* Material provided:

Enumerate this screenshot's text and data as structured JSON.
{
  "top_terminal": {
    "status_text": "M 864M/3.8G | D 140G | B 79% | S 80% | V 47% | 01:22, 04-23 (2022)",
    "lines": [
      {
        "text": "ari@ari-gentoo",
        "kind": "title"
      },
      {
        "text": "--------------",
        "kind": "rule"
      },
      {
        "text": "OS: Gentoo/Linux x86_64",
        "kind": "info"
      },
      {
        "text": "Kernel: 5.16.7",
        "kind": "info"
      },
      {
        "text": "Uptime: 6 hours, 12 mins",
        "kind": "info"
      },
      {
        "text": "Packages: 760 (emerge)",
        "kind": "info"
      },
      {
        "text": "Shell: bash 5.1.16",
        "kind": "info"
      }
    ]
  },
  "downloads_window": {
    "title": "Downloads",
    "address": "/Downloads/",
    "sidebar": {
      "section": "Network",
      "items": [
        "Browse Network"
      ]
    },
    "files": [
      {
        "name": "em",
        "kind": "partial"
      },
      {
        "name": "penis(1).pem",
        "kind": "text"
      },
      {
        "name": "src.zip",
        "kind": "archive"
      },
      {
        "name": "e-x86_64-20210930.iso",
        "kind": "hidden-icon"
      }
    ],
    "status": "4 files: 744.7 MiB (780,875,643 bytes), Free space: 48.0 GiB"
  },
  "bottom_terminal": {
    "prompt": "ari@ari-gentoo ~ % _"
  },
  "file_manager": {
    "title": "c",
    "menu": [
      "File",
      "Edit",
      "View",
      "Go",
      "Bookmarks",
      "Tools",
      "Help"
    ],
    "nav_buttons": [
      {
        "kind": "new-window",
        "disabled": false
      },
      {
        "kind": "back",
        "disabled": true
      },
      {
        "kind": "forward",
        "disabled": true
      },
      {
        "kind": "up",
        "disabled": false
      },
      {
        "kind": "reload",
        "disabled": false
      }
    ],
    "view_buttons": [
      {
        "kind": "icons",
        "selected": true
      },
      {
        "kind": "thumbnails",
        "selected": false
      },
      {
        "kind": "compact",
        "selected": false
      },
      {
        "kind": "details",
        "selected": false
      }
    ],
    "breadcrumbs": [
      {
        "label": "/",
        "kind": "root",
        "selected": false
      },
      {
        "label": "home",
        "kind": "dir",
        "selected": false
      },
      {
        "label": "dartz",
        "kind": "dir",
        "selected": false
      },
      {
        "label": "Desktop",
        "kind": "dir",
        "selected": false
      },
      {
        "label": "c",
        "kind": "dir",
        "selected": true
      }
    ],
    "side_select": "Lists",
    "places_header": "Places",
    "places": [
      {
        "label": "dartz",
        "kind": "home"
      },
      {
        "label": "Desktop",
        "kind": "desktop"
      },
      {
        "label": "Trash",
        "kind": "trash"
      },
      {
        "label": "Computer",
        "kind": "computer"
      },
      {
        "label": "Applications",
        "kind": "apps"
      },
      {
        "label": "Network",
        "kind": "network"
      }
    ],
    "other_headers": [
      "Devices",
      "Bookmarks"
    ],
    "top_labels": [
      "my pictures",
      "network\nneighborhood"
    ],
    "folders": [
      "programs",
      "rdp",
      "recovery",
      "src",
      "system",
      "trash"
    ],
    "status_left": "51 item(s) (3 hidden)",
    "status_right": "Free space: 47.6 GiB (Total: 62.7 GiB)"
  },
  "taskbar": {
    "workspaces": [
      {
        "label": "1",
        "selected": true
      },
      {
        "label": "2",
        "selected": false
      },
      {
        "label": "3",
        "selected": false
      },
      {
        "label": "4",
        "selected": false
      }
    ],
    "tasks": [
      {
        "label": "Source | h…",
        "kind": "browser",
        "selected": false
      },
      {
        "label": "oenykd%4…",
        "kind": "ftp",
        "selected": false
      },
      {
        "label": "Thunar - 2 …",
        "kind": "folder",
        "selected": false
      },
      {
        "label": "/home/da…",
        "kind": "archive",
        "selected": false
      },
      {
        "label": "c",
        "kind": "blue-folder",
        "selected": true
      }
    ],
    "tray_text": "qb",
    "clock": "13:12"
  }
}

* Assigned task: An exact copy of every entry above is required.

* Problem solution:
Enumerate this screenshot's text and data as structured JSON.
{
  "top_terminal": {
    "status_text": "M 864M/3.8G | D 140G | B 79% | S 80% | V 47% | 01:22, 04-23 (2022)",
    "lines": [
      {
        "text": "ari@ari-gentoo",
        "kind": "title"
      },
      {
        "text": "--------------",
        "kind": "rule"
      },
      {
        "text": "OS: Gentoo/Linux x86_64",
        "kind": "info"
      },
      {
        "text": "Kernel: 5.16.7",
        "kind": "info"
      },
      {
        "text": "Uptime: 6 hours, 12 mins",
        "kind": "info"
      },
      {
        "text": "Packages: 760 (emerge)",
        "kind": "info"
      },
      {
        "text": "Shell: bash 5.1.16",
        "kind": "info"
      }
    ]
  },
  "downloads_window": {
    "title": "Downloads",
    "address": "/Downloads/",
    "sidebar": {
      "section": "Network",
      "items": [
        "Browse Network"
      ]
    },
    "files": [
      {
        "name": "em",
        "kind": "partial"
      },
      {
        "name": "penis(1).pem",
        "kind": "text"
      },
      {
        "name": "src.zip",
        "kind": "archive"
      },
      {
        "name": "e-x86_64-20210930.iso",
        "kind": "hidden-icon"
      }
    ],
    "status": "4 files: 744.7 MiB (780,875,643 bytes), Free space: 48.0 GiB"
  },
  "bottom_terminal": {
    "prompt": "ari@ari-gentoo ~ % _"
  },
  "file_manager": {
    "title": "c",
    "menu": [
      "File",
      "Edit",
      "View",
      "Go",
      "Bookmarks",
      "Tools",
      "Help"
    ],
    "nav_buttons": [
      {
        "kind": "new-window",
        "disabled": false
      },
      {
        "kind": "back",
        "disabled": true
      },
      {
        "kind": "forward",
        "disabled": true
      },
      {
        "kind": "up",
        "disabled": false
      },
      {
        "kind": "reload",
        "disabled": false
      }
    ],
    "view_buttons": [
      {
        "kind": "icons",
        "selected": true
      },
      {
        "kind": "thumbnails",
        "selected": false
      },
      {
        "kind": "compact",
        "selected": false
      },
      {
        "kind": "details",
        "selected": false
      }
    ],
    "breadcrumbs": [
      {
        "label": "/",
        "kind": "root",
        "selected": false
      },
      {
        "label": "home",
        "kind": "dir",
        "selected": false
      },
      {
        "label": "dartz",
        "kind": "dir",
        "selected": false
      },
      {
        "label": "Desktop",
        "kind": "dir",
        "selected": false
      },
      {
        "label": "c",
        "kind": "dir",
        "selected": true
      }
    ],
    "side_select": "Lists",
    "places_header": "Places",
    "places": [
      {
        "label": "dartz",
        "kind": "home"
      },
      {
        "label": "Desktop",
        "kind": "desktop"
      },
      {
        "label": "Trash",
        "kind": "trash"
      },
      {
        "label": "Computer",
        "kind": "computer"
      },
      {
        "label": "Applications",
        "kind": "apps"
      },
      {
        "label": "Network",
        "kind": "network"
      }
    ],
    "other_headers": [
      "Devices",
      "Bookmarks"
    ],
    "top_labels": [
      "my pictures",
      "network\nneighborhood"
    ],
    "folders": [
      "programs",
      "rdp",
      "recovery",
      "src",
      "system",
      "trash"
    ],
    "status_left": "51 item(s) (3 hidden)",
    "status_right": "Free space: 47.6 GiB (Total: 62.7 GiB)"
  },
  "taskbar": {
    "workspaces": [
      {
        "label": "1",
        "selected": true
      },
      {
        "label": "2",
        "selected": false
      },
      {
        "label": "3",
        "selected": false
      },
      {
        "label": "4",
        "selected": false
      }
    ],
    "tasks": [
      {
        "label": "Source | h…",
        "kind": "browser",
        "selected": false
      },
      {
        "label": "oenykd%4…",
        "kind": "ftp",
        "selected": false
      },
      {
        "label": "Thunar - 2 …",
        "kind": "folder",
        "selected": false
      },
      {
        "label": "/home/da…",
        "kind": "archive",
        "selected": false
      },
      {
        "label": "c",
        "kind": "blue-folder",
        "selected": true
      }
    ],
    "tray_text": "qb",
    "clock": "13:12"
  }
}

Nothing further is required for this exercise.